Traditional quilts, which include precise seams and lots of straight lines, offer a sense of symmetry that many quilters enjoy. Despite all the fun of using patterns and rulers, sometimes it’s liberating to let loose and create a beautiful project from some asymmetrical scraps. Improvisational quilting frees you from following a pattern and lets you incorporate some less-than-perfect blocks, resulting in a quilt that’s uniquely yours. To start an improvisational quilt, begin with a practice block or a scrap. Either way, it’s a good idea to cut the block or scrap so that it has five sides. If you start with a four-sided piece, the result can look too much like a log cabin block.

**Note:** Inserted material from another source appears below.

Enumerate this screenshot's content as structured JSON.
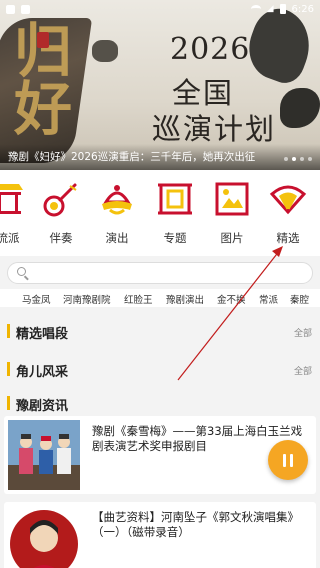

Once you have the starting piece ready, grab any scrap, and sew it to one side of the starting piece. After sewing, press the scrap back, and use a rotary cutter to trim the edges even with the starting piece. Continue working around the starting piece, adding scraps of any color and size until you’re happy with the result. To obtain a truly random, improvisational look, jumble all your scraps into a basket, and pull out one piece at a time without looking. This method is a great way to make the most of your scraps and use odd-size pieces.

After your improvisational blocks are finished, you can make an entire quilt by setting them next to each other or by adding sashing to break up the blocks. Another option is to trim the blocks and incorporate them into a traditional pattern, such as a charm-dash block. Improvisational quilting is a fun activity for quilting guilds and clubs because members can share materials, and no two quilts are ever the same. Ask each member to bring a starting block and a bag of scraps to the next meeting. Share your photos of the good times and improvisational, pattern-free quilts here.